EPA Protocol Gases are defined by the EPA as “compressed gases used to calibrate air pollution monitors for consistent and reliable monitoring.” The EPA has specific regulations on these gases in order to protect the environment while allowing companies to use the energy they need. Here’s what to know about EPA protocol gases.
Why Do Companies Need EPA Protocol Gases?
EPA protocol gases are used in calibration tests. They determine if continuous emission monitoring systems, or CEMS, are accurately measuring pollutant concentrations. Companies need these gases because it helps streamline the calibration test process. In turn, that benefits environmental sustainability. Power plants, for instance, have to acquire protocol gases from vendors that are part of a special verification program to maintain the quality of our air and water.
How Are the Gases Verified?
To meet EPA Protocol gas standards, the gases are verified through the protocol gas verification program, or PGVP. They undergo a number of steps to meet certain regulations. Various government rulings such as the Clean Air Interstate Rule, Transport Rule, and Acid Rain Program created those regulations in order to keep the environment healthy for everyone. Some measures the PGVP takes are annual blind audits, accuracy tests, and the posting of audit results online. The PGVP must also meet four main objectives: ensuring specific accuracy requirements, helping gas vendors make better purchases, providing incentives for successful vendors, and encouraging vendors with poor audits to make improvements.

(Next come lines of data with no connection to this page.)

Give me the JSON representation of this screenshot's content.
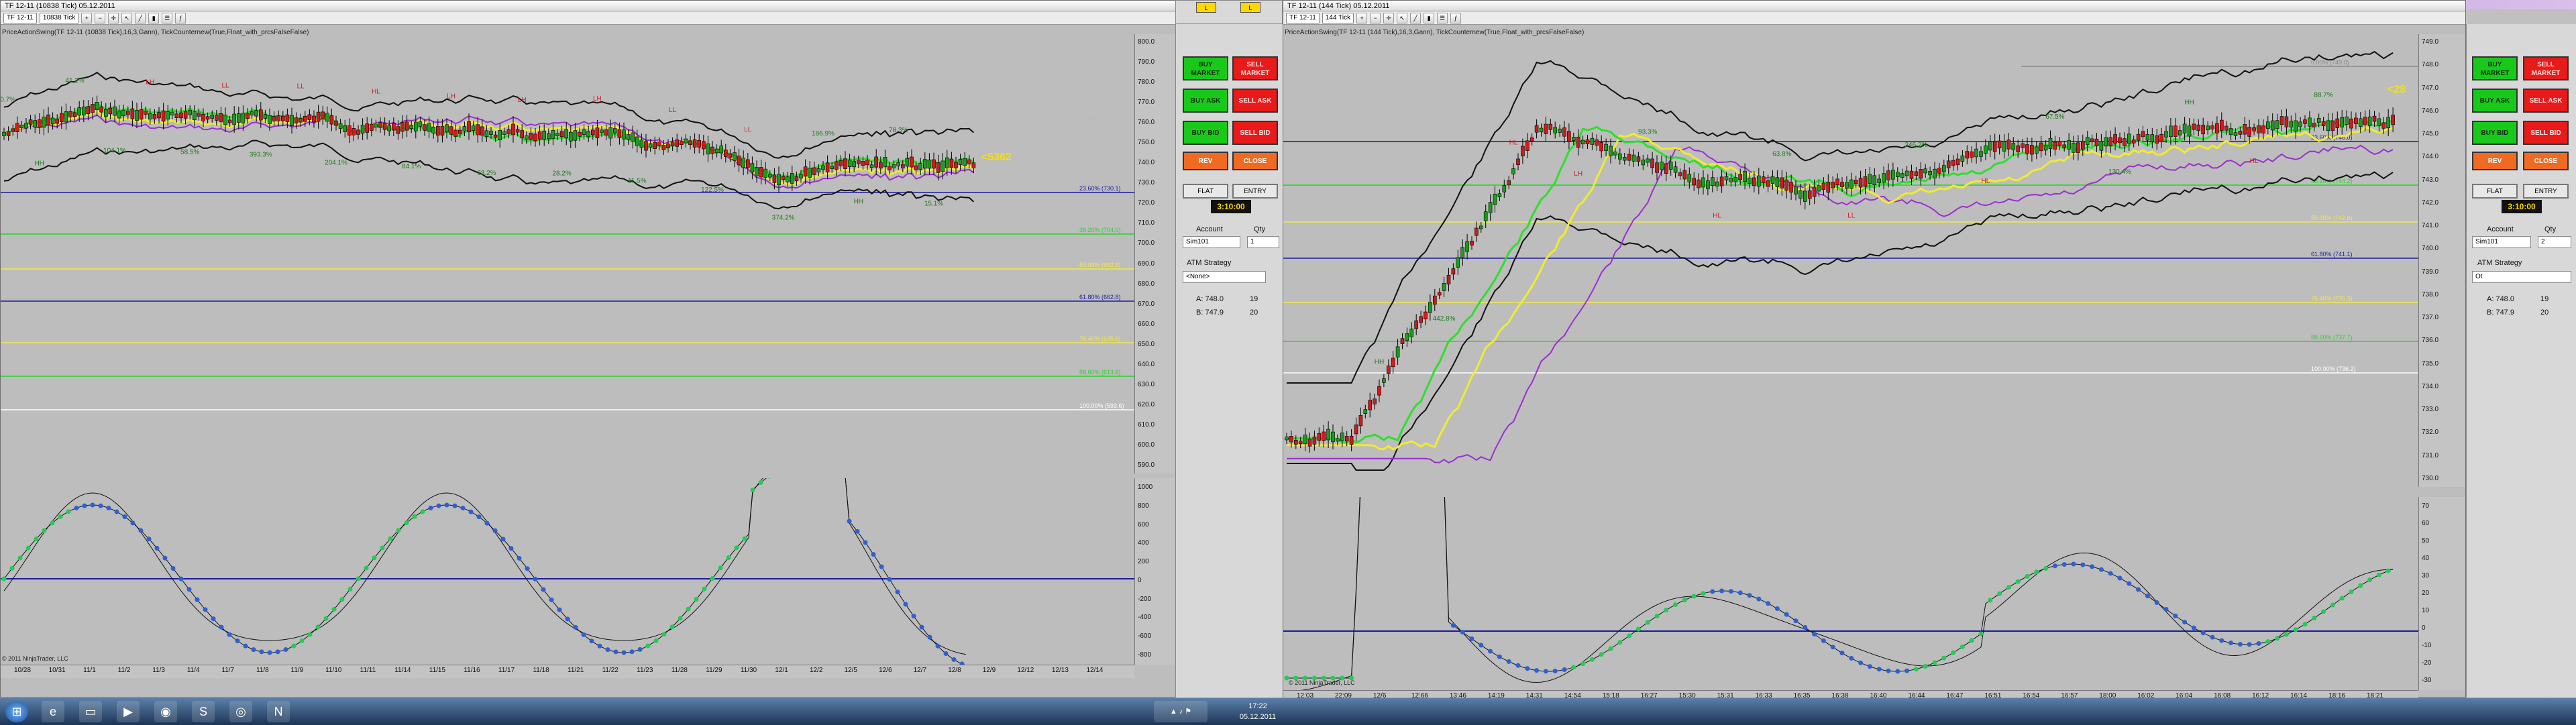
{
  "left_chart": {
    "title": "TF 12-11 (10838 Tick)  05.12.2011",
    "instrument": "TF 12-11",
    "period": "10838 Tick",
    "indicator_label": "PriceActionSwing(TF 12-11 (10838 Tick),16,3,Gann), TickCounternew(True,Float_with_prcsFalseFalse)",
    "price_labels": [
      "800.0",
      "790.0",
      "780.0",
      "770.0",
      "760.0",
      "750.0",
      "740.0",
      "730.0",
      "720.0",
      "710.0",
      "700.0",
      "690.0",
      "680.0",
      "670.0",
      "660.0",
      "650.0",
      "640.0",
      "630.0",
      "620.0",
      "610.0",
      "600.0",
      "590.0"
    ],
    "osc_labels": [
      "1000",
      "800",
      "600",
      "400",
      "200",
      "0",
      "-200",
      "-400",
      "-600",
      "-800"
    ],
    "x_labels": [
      "10/28",
      "10/31",
      "11/1",
      "11/2",
      "11/3",
      "11/4",
      "11/7",
      "11/8",
      "11/9",
      "11/10",
      "11/11",
      "11/14",
      "11/15",
      "11/16",
      "11/17",
      "11/18",
      "11/21",
      "11/22",
      "11/23",
      "11/28",
      "11/29",
      "11/30",
      "12/1",
      "12/2",
      "12/5",
      "12/6",
      "12/7",
      "12/8",
      "12/9",
      "12/12",
      "12/13",
      "12/14"
    ],
    "tick_counter": "<5362",
    "fib_labels": [
      "0.00% (772.3)",
      "23.60% (730.1)",
      "38.20% (704.0)",
      "50.00% (682.9)",
      "61.80% (662.8)",
      "76.40% (635.6)",
      "88.60% (613.8)",
      "100.00% (593.6)"
    ],
    "swing_labels": [
      "210.7%",
      "HH",
      "41.2%",
      "104.1%",
      "LH",
      "58.5%",
      "LL",
      "393.3%",
      "LL",
      "204.1%",
      "HL",
      "84.1%",
      "LH",
      "93.2%",
      "LH",
      "28.2%",
      "LH",
      "11.5%",
      "LL",
      "122.5%",
      "LL",
      "374.2%",
      "186.9%",
      "HH",
      "78.3%",
      "15.1%"
    ],
    "copyright": "© 2011 NinjaTrader, LLC"
  },
  "right_chart": {
    "title": "TF 12-11 (144 Tick)  05.12.2011",
    "instrument": "TF 12-11",
    "period": "144 Tick",
    "indicator_label": "PriceActionSwing(TF 12-11 (144 Tick),16,3,Gann), TickCounternew(True,Float_with_prcsFalseFalse)",
    "price_labels": [
      "749.0",
      "748.0",
      "747.0",
      "746.0",
      "745.0",
      "744.0",
      "743.0",
      "742.0",
      "741.0",
      "740.0",
      "739.0",
      "738.0",
      "737.0",
      "736.0",
      "735.0",
      "734.0",
      "733.0",
      "732.0",
      "731.0",
      "730.0"
    ],
    "osc_labels": [
      "70",
      "60",
      "50",
      "40",
      "30",
      "20",
      "10",
      "0",
      "-10",
      "-20",
      "-30"
    ],
    "x_labels": [
      "12:03",
      "22:09",
      "12/6",
      "12:66",
      "13:46",
      "14:19",
      "14:31",
      "14:54",
      "15:18",
      "16:27",
      "15:30",
      "15:31",
      "16:33",
      "16:35",
      "16:38",
      "16:40",
      "16:44",
      "16:47",
      "16:51",
      "16:54",
      "16:57",
      "18:00",
      "16:02",
      "16:04",
      "16:08",
      "16:12",
      "16:14",
      "18:16",
      "18:21"
    ],
    "tick_counter": "<28",
    "fib_labels": [
      "0.00% (749.0)",
      "23.60% (746.0)",
      "38.20% (744.2)",
      "50.00% (742.6)",
      "61.80% (741.1)",
      "76.40% (739.3)",
      "88.60% (737.7)",
      "100.00% (736.2)"
    ],
    "swing_labels": [
      "HH",
      "442.8%",
      "HL",
      "LH",
      "93.3%",
      "HL",
      "63.8%",
      "LL",
      "246.2%",
      "HL",
      "67.5%",
      "130.4%",
      "HH",
      "HL",
      "88.7%"
    ],
    "copyright": "© 2011 NinjaTrader, LLC"
  },
  "order_panel": {
    "buy_market": "BUY MARKET",
    "sell_market": "SELL MARKET",
    "buy_ask": "BUY ASK",
    "sell_ask": "SELL ASK",
    "buy_bid": "BUY BID",
    "sell_bid": "SELL BID",
    "rev": "REV",
    "close": "CLOSE",
    "flat": "FLAT",
    "entry": "ENTRY",
    "timer": "3:10:00",
    "account_label": "Account",
    "account_value": "Sim101",
    "qty_label": "Qty",
    "qty_left": "1",
    "qty_right": "2",
    "atm_label": "ATM Strategy",
    "atm_left": "<None>",
    "atm_right": "Ot",
    "ask_label": "A: 748.0",
    "ask_size": "19",
    "bid_label": "B: 747.9",
    "bid_size": "20"
  },
  "taskbar": {
    "time": "17:22",
    "date": "05.12.2011"
  },
  "colors": {
    "up_candle": "#1a9e1a",
    "down_candle": "#d21a1a",
    "fib_blue": "#1b1b9c",
    "fib_yellow": "#f2e94a",
    "fib_green": "#27d427",
    "ma_green": "#2ce02c",
    "ma_yellow": "#f0ec2e",
    "ma_purple": "#9b2fcf"
  }
}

What Are the Risks?
Another important part of what to know about EPA protocol gases are the risks. Protocol gases do not have many risks unless they expire. However, not using them can create risks for the environment as well as for your company. There are environmental risks like acid rain and air pollution that can happen if you don’t use EPA protocol gases. There are also company-wide risks such as fines and negative brand recognition. You can be fined by the government for up to thousands of dollars if you are not following certain guidelines. Also, if your company performs poorly in blind audits, this may deter clients. Nowadays, more and more clients value environmental sustainability. They will be able to see your company is doing poorly since the audit information is publicly available online. It will be obvious that your company does not care about the environment, and potential clients will choose one that performs better on its audits.